Data records for software interfaces:
━━━━━━━━━━

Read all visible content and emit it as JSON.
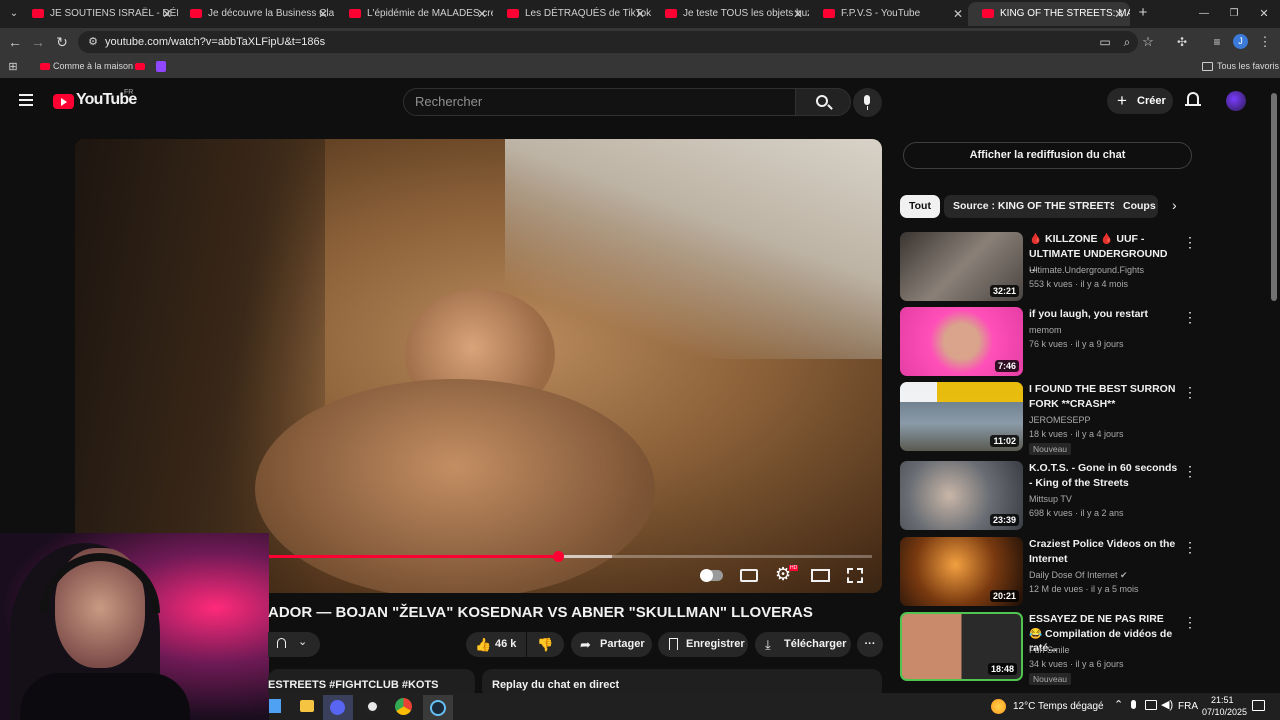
{
  "browser": {
    "tabs": [
      {
        "title": "JE SOUTIENS ISRAËL - DÉBAT DU"
      },
      {
        "title": "Je découvre la Business Class en"
      },
      {
        "title": "L'épidémie de MALADES créée"
      },
      {
        "title": "Les DÉTRAQUÉS de TikTok - Yo"
      },
      {
        "title": "Je teste TOUS les objets buzz d"
      },
      {
        "title": "F.P.V.S - YouTube"
      },
      {
        "title": "KING OF THE STREETS: MATADO"
      }
    ],
    "new_tab": "+",
    "url": "youtube.com/watch?v=abbTaXLFipU&t=186s",
    "bookmark_home": "Comme à la maison",
    "all_bookmarks": "Tous les favoris",
    "profile_letter": "J"
  },
  "youtube": {
    "logo": "YouTube",
    "region": "FR",
    "search_placeholder": "Rechercher",
    "create_label": "Créer",
    "video_title": "ADOR — BOJAN \"ŽELVA\" KOSEDNAR VS ABNER \"SKULLMAN\" LLOVERAS",
    "progress": 0.48,
    "buffered": 0.57,
    "hd_badge": "HD",
    "likes": "46 k",
    "share": "Partager",
    "save": "Enregistrer",
    "download": "Télécharger",
    "more": "···",
    "hashtags": "ESTREETS #FIGHTCLUB #KOTS",
    "replay_chat": "Replay du chat en direct",
    "show_chat": "Afficher la rediffusion du chat",
    "chips": [
      "Tout",
      "Source : KING OF THE STREETS",
      "Coups"
    ],
    "recommendations": [
      {
        "title": "🩸 KILLZONE 🩸 UUF - ULTIMATE UNDERGROUND ...",
        "channel": "Ultimate.Underground.Fights",
        "meta": "553 k vues · il y a 4 mois",
        "duration": "32:21",
        "badge": ""
      },
      {
        "title": "if you laugh, you restart",
        "channel": "memom",
        "meta": "76 k vues · il y a 9 jours",
        "duration": "7:46",
        "badge": ""
      },
      {
        "title": "I FOUND THE BEST SURRON FORK **CRASH**",
        "channel": "JEROMESEPP",
        "meta": "18 k vues · il y a 4 jours",
        "duration": "11:02",
        "badge": "Nouveau"
      },
      {
        "title": "K.O.T.S. - Gone in 60 seconds - King of the Streets",
        "channel": "Mittsup TV",
        "meta": "698 k vues · il y a 2 ans",
        "duration": "23:39",
        "badge": ""
      },
      {
        "title": "Craziest Police Videos on the Internet",
        "channel": "Daily Dose Of Internet ✔",
        "meta": "12 M de vues · il y a 5 mois",
        "duration": "20:21",
        "badge": ""
      },
      {
        "title": "ESSAYEZ DE NE PAS RIRE 😂 Compilation de vidéos de raté...",
        "channel": "Fun Smile",
        "meta": "34 k vues · il y a 6 jours",
        "duration": "18:48",
        "badge": "Nouveau"
      }
    ]
  },
  "taskbar": {
    "weather": "12°C",
    "weather_text": "Temps dégagé",
    "lang": "FRA",
    "time": "21:51",
    "date": "07/10/2025"
  },
  "colors": {
    "accent": "#ff0033",
    "bg": "#0f0f0f"
  }
}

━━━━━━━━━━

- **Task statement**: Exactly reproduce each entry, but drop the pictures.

- **Output below**:
Read all visible content and emit it as JSON.
{
  "browser": {
    "tabs": [
      {
        "title": "JE SOUTIENS ISRAËL - DÉBAT DU"
      },
      {
        "title": "Je découvre la Business Class en"
      },
      {
        "title": "L'épidémie de MALADES créée"
      },
      {
        "title": "Les DÉTRAQUÉS de TikTok - Yo"
      },
      {
        "title": "Je teste TOUS les objets buzz d"
      },
      {
        "title": "F.P.V.S - YouTube"
      },
      {
        "title": "KING OF THE STREETS: MATADO"
      }
    ],
    "new_tab": "+",
    "url": "youtube.com/watch?v=abbTaXLFipU&t=186s",
    "bookmark_home": "Comme à la maison",
    "all_bookmarks": "Tous les favoris",
    "profile_letter": "J"
  },
  "youtube": {
    "logo": "YouTube",
    "region": "FR",
    "search_placeholder": "Rechercher",
    "create_label": "Créer",
    "video_title": "ADOR — BOJAN \"ŽELVA\" KOSEDNAR VS ABNER \"SKULLMAN\" LLOVERAS",
    "progress": 0.48,
    "buffered": 0.57,
    "hd_badge": "HD",
    "likes": "46 k",
    "share": "Partager",
    "save": "Enregistrer",
    "download": "Télécharger",
    "more": "···",
    "hashtags": "ESTREETS #FIGHTCLUB #KOTS",
    "replay_chat": "Replay du chat en direct",
    "show_chat": "Afficher la rediffusion du chat",
    "chips": [
      "Tout",
      "Source : KING OF THE STREETS",
      "Coups"
    ],
    "recommendations": [
      {
        "title": "🩸 KILLZONE 🩸 UUF - ULTIMATE UNDERGROUND ...",
        "channel": "Ultimate.Underground.Fights",
        "meta": "553 k vues · il y a 4 mois",
        "duration": "32:21",
        "badge": ""
      },
      {
        "title": "if you laugh, you restart",
        "channel": "memom",
        "meta": "76 k vues · il y a 9 jours",
        "duration": "7:46",
        "badge": ""
      },
      {
        "title": "I FOUND THE BEST SURRON FORK **CRASH**",
        "channel": "JEROMESEPP",
        "meta": "18 k vues · il y a 4 jours",
        "duration": "11:02",
        "badge": "Nouveau"
      },
      {
        "title": "K.O.T.S. - Gone in 60 seconds - King of the Streets",
        "channel": "Mittsup TV",
        "meta": "698 k vues · il y a 2 ans",
        "duration": "23:39",
        "badge": ""
      },
      {
        "title": "Craziest Police Videos on the Internet",
        "channel": "Daily Dose Of Internet ✔",
        "meta": "12 M de vues · il y a 5 mois",
        "duration": "20:21",
        "badge": ""
      },
      {
        "title": "ESSAYEZ DE NE PAS RIRE 😂 Compilation de vidéos de raté...",
        "channel": "Fun Smile",
        "meta": "34 k vues · il y a 6 jours",
        "duration": "18:48",
        "badge": "Nouveau"
      }
    ]
  },
  "taskbar": {
    "weather": "12°C",
    "weather_text": "Temps dégagé",
    "lang": "FRA",
    "time": "21:51",
    "date": "07/10/2025"
  },
  "colors": {
    "accent": "#ff0033",
    "bg": "#0f0f0f"
  }
}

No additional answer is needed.